Rain World brutally drowns a beautiful soundtrack
No, I haven’t completed Rain World. Haven’t come anywhere close, in fact. And if I’m being totally honest, I probably never will. There’s something pretty sad about that, because it’s a huge waste of potential.
Set in the post-apocalyptic ruins of an industrial city, Rain World is an action platformer where players guide a bizarrely deformed cat through rusty, overgrown landscapes in search of its family. It’s a visually striking game, with densely detailed pixel art and rubbery creature movements. Besides the game’s mutated Metrodvania DNA, there’s also a strong dose of Dark Souls at work – die repeatedly while travelling between safe zones, and memorise the optimal path through patient baby steps.
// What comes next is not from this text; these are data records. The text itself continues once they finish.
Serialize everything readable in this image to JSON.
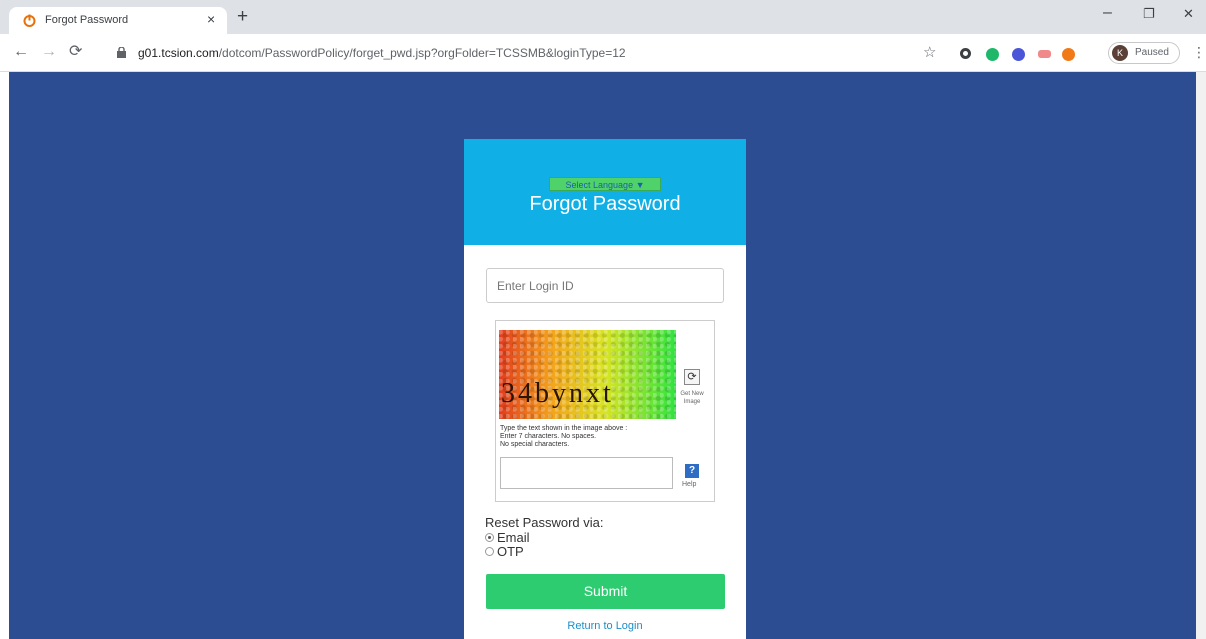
{
  "browser": {
    "tab_title": "Forgot Password",
    "tab_close": "×",
    "new_tab": "+",
    "url_host": "g01.tcsion.com",
    "url_path": "/dotcom/PasswordPolicy/forget_pwd.jsp?orgFolder=TCSSMB&loginType=12",
    "profile_initial": "K",
    "profile_status": "Paused",
    "window_controls": {
      "minimize": "–",
      "maximize": "❐",
      "close": "✕"
    }
  },
  "form": {
    "language_select": "Select Language ▼",
    "title": "Forgot Password",
    "login_placeholder": "Enter Login ID",
    "captcha": {
      "image_text": "34bynxt",
      "refresh_label": "Get New Image",
      "instructions": [
        "Type the text shown in the image above :",
        "Enter 7 characters. No spaces.",
        "No special characters."
      ],
      "help_icon": "?",
      "help_label": "Help"
    },
    "reset_via_label": "Reset Password via:",
    "options": [
      {
        "label": "Email",
        "checked": true
      },
      {
        "label": "OTP",
        "checked": false
      }
    ],
    "submit_label": "Submit",
    "return_link": "Return to Login"
  },
  "colors": {
    "page_background": "#2d4d92",
    "header": "#10b0e7",
    "submit": "#2ecc71"
  }
}
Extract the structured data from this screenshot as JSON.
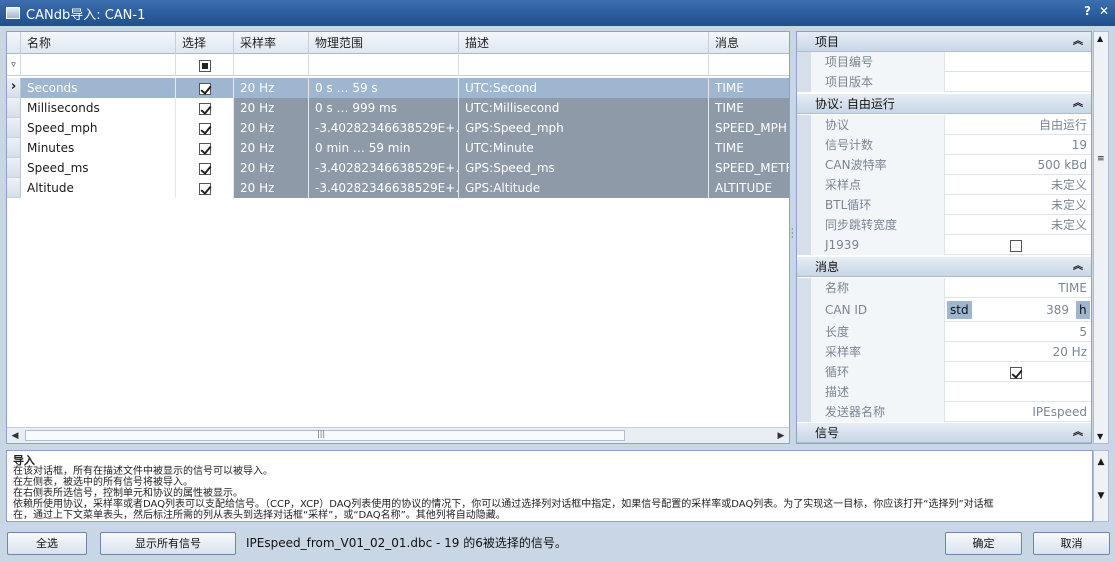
{
  "window": {
    "title": "CANdb导入: CAN-1",
    "help_btn": "?",
    "close_btn": "✕"
  },
  "grid": {
    "columns": [
      {
        "label": "名称"
      },
      {
        "label": "选择"
      },
      {
        "label": "采样率"
      },
      {
        "label": "物理范围"
      },
      {
        "label": "描述"
      },
      {
        "label": "消息"
      }
    ],
    "rows": [
      {
        "name": "Seconds",
        "rate": "20 Hz",
        "range": "0 s … 59 s",
        "desc": "UTC:Second",
        "msg": "TIME"
      },
      {
        "name": "Milliseconds",
        "rate": "20 Hz",
        "range": "0 s … 999 ms",
        "desc": "UTC:Millisecond",
        "msg": "TIME"
      },
      {
        "name": "Speed_mph",
        "rate": "20 Hz",
        "range": "-3.40282346638529E+…",
        "desc": "GPS:Speed_mph",
        "msg": "SPEED_MPH"
      },
      {
        "name": "Minutes",
        "rate": "20 Hz",
        "range": "0 min … 59 min",
        "desc": "UTC:Minute",
        "msg": "TIME"
      },
      {
        "name": "Speed_ms",
        "rate": "20 Hz",
        "range": "-3.40282346638529E+…",
        "desc": "GPS:Speed_ms",
        "msg": "SPEED_METR"
      },
      {
        "name": "Altitude",
        "rate": "20 Hz",
        "range": "-3.40282346638529E+…",
        "desc": "GPS:Altitude",
        "msg": "ALTITUDE"
      }
    ]
  },
  "props": {
    "sec_item": "项目",
    "item_no": "项目编号",
    "item_ver": "项目版本",
    "sec_proto": "协议: 自由运行",
    "proto": {
      "k": "协议",
      "v": "自由运行"
    },
    "sigcount": {
      "k": "信号计数",
      "v": "19"
    },
    "baud": {
      "k": "CAN波特率",
      "v": "500 kBd"
    },
    "sample": {
      "k": "采样点",
      "v": "未定义"
    },
    "btl": {
      "k": "BTL循环",
      "v": "未定义"
    },
    "sjw": {
      "k": "同步跳转宽度",
      "v": "未定义"
    },
    "j1939": {
      "k": "J1939"
    },
    "sec_msg": "消息",
    "mname": {
      "k": "名称",
      "v": "TIME"
    },
    "canid": {
      "k": "CAN ID",
      "std": "std",
      "v": "389",
      "h": "h"
    },
    "len": {
      "k": "长度",
      "v": "5"
    },
    "mrate": {
      "k": "采样率",
      "v": "20 Hz"
    },
    "loop": {
      "k": "循环"
    },
    "mdesc": {
      "k": "描述"
    },
    "sender": {
      "k": "发送器名称",
      "v": "IPEspeed"
    },
    "sec_sig": "信号"
  },
  "help": {
    "title": "导入",
    "lines": [
      "在该对话框，所有在描述文件中被显示的信号可以被导入。",
      "在左侧表，被选中的所有信号将被导入。",
      "在右侧表所选信号，控制单元和协议的属性被显示。",
      "依赖所使用协议，采样率或者DAQ列表可以支配给信号。（CCP，XCP）DAQ列表使用的协议的情况下，你可以通过选择列对话框中指定，如果信号配置的采样率或DAQ列表。为了实现这一目标，你应该打开“选择列”对话框",
      "在，通过上下文菜单表头，然后标注所需的列从表头到选择对话框“采样”，或“DAQ名称”。其他列将自动隐藏。"
    ]
  },
  "footer": {
    "select_all": "全选",
    "show_all": "显示所有信号",
    "status": "IPEspeed_from_V01_02_01.dbc  -  19 的6被选择的信号。",
    "ok": "确定",
    "cancel": "取消"
  }
}
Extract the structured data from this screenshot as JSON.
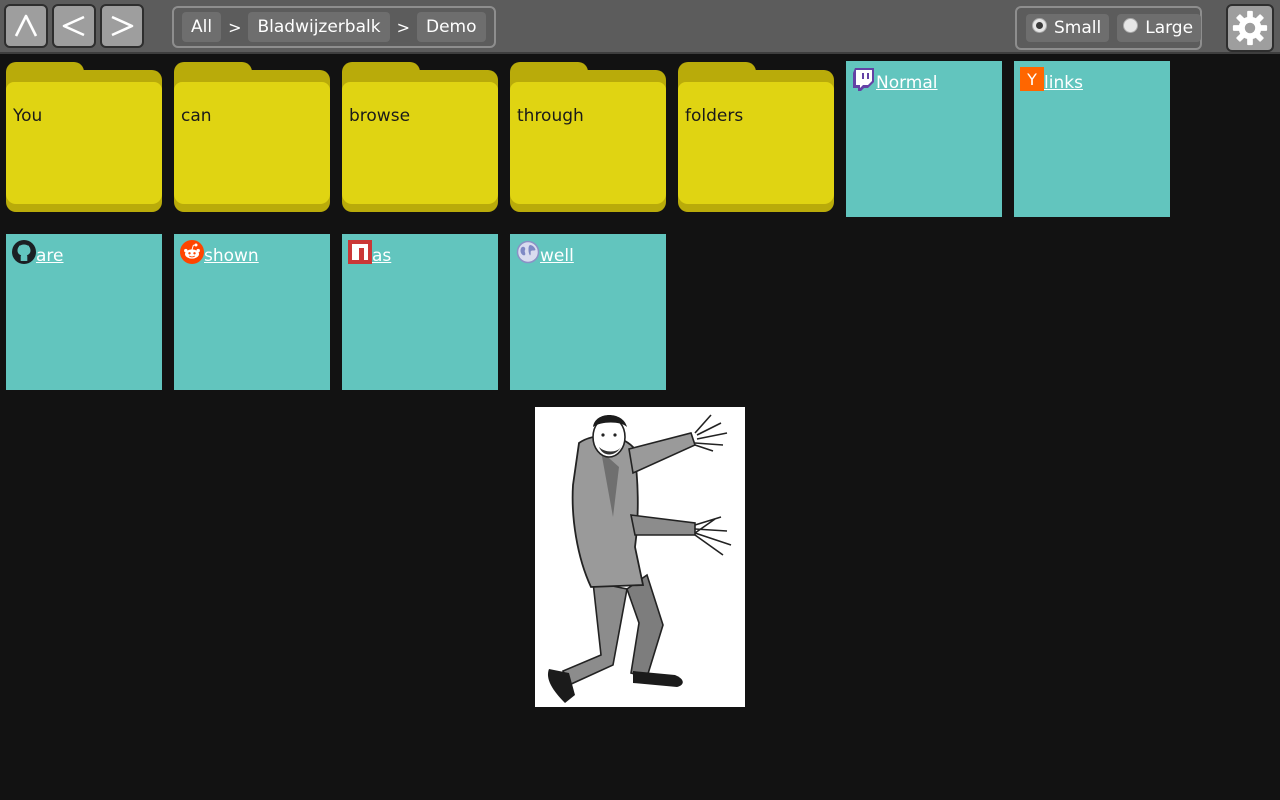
{
  "nav": {
    "up_icon": "caret-up-icon",
    "back_icon": "chevron-left-icon",
    "forward_icon": "chevron-right-icon",
    "breadcrumb": [
      "All",
      "Bladwijzerbalk",
      "Demo"
    ],
    "breadcrumb_separator": ">"
  },
  "size_options": {
    "small_label": "Small",
    "large_label": "Large",
    "selected": "Small"
  },
  "settings_icon": "gear-icon",
  "folders": [
    {
      "label": "You"
    },
    {
      "label": "can"
    },
    {
      "label": "browse"
    },
    {
      "label": "through"
    },
    {
      "label": "folders"
    }
  ],
  "links": [
    {
      "label": "Normal",
      "icon": "twitch-icon"
    },
    {
      "label": "links",
      "icon": "hacker-news-icon"
    },
    {
      "label": "are",
      "icon": "github-icon"
    },
    {
      "label": "shown",
      "icon": "reddit-icon"
    },
    {
      "label": "as",
      "icon": "npm-icon"
    },
    {
      "label": "well",
      "icon": "globe-icon"
    }
  ],
  "colors": {
    "background": "#121212",
    "topbar": "#5c5c5c",
    "folder": "#e0d412",
    "folder_tab": "#b9ab0a",
    "link_tile": "#62c5be"
  },
  "background_image": "dancing-man-illustration"
}
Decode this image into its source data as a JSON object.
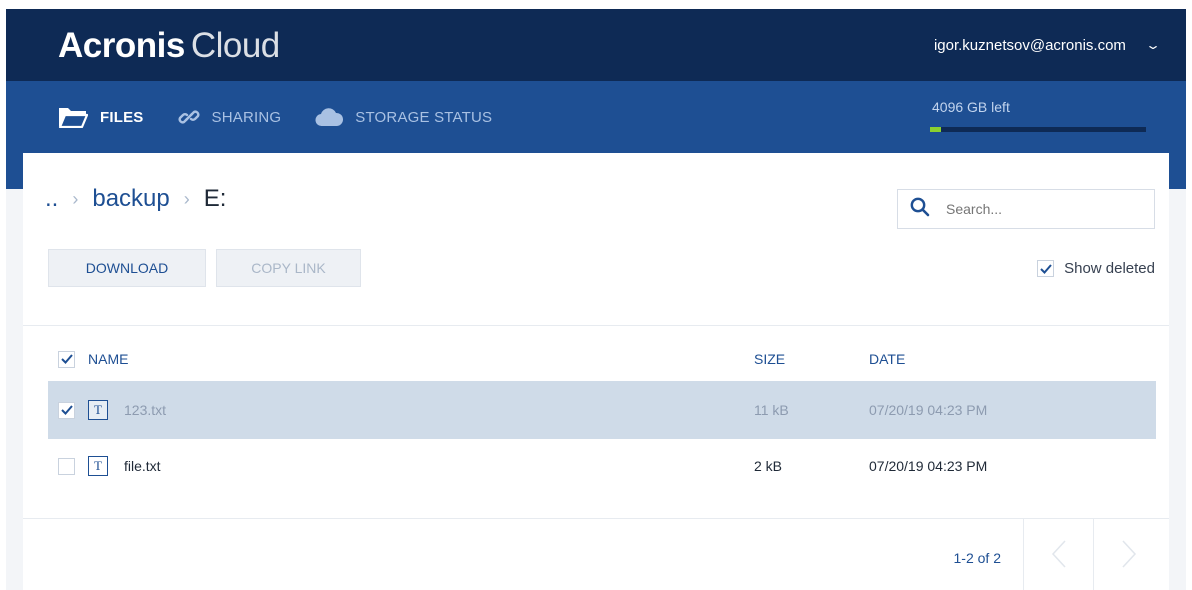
{
  "header": {
    "logo_brand": "Acronis",
    "logo_product": "Cloud",
    "user_email": "igor.kuznetsov@acronis.com",
    "user_menu_icon": "chevron-down-icon"
  },
  "nav": {
    "items": [
      {
        "label": "FILES",
        "icon": "folder-icon",
        "active": true
      },
      {
        "label": "SHARING",
        "icon": "link-icon",
        "active": false
      },
      {
        "label": "STORAGE STATUS",
        "icon": "cloud-icon",
        "active": false
      }
    ],
    "storage": {
      "text": "4096 GB left",
      "used_fraction": 0.05,
      "fill_color": "#8bd02f"
    }
  },
  "breadcrumb": {
    "root": "..",
    "folder": "backup",
    "current": "E:"
  },
  "search": {
    "placeholder": "Search..."
  },
  "toolbar": {
    "download_label": "DOWNLOAD",
    "copy_link_label": "COPY LINK",
    "show_deleted_label": "Show deleted",
    "show_deleted_checked": true
  },
  "table": {
    "headers": {
      "name": "NAME",
      "size": "SIZE",
      "date": "DATE"
    },
    "rows": [
      {
        "name": "123.txt",
        "size": "11 kB",
        "date": "07/20/19 04:23 PM",
        "selected": true,
        "icon": "text-file-icon",
        "icon_glyph": "T"
      },
      {
        "name": "file.txt",
        "size": "2 kB",
        "date": "07/20/19 04:23 PM",
        "selected": false,
        "icon": "text-file-icon",
        "icon_glyph": "T"
      }
    ]
  },
  "pagination": {
    "text": "1-2 of 2"
  },
  "colors": {
    "header_bg": "#0e2a55",
    "nav_bg": "#1e4f93",
    "accent": "#1e4f93",
    "selected_row": "#cfdbe8"
  }
}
There’s some crucial differences at work, however. From Software titles reset the playing field after death in a way that rewards learning and tactical adaptation, but Rain World randomises its enemies in such a way that areas can become near impassable if the algorithmic dice land the wrong side up. Worse still, a timer effectively kicks in each time the player leaves a safe zone – rain intermittently pours down, and it’s fatal when it gets too heavy. The only way to survive is to reach the next safe zone, so instead of methodically sneaking past enemies, attempted progress becomes a frenetic and sloppy rush job, usually ending in death from a harried button input. I’m all for a challenge in gaming, but that kind of brutality goes beyond risk/reward principles – it’s just plain bad design.
As I write this, Rain World’s all-too-familiar “Game Over” screen is keeping my TV from burning out. The torrential rain has washed across the screen, turning it into roaring static. Beneath the chaos is a softly swelling synth loop from composer James Therrien, a strangely soothing moment in the wake of yet another frustrating failure. Just as Rain World looks fantastic, it also sounds wonderful – The Verge wrote at length about Therrien’s “junk audio” techniques, where he recorded and distorted the sounds of common objects to compose the game’s minimal techno and ambient soundtrack.
It’s a shame that I won’t get to hear the soundtrack in its proper context, as I won’t be persevering with Rain World for much longer. All the painstaking work that went into making the game look and sound spectacular has been undermined by its unfair mechanics. I’m still curious enough to want to hear the soundtrack in full, but I’ll be taking the indignant coward’s way out and listening via Bandcamp.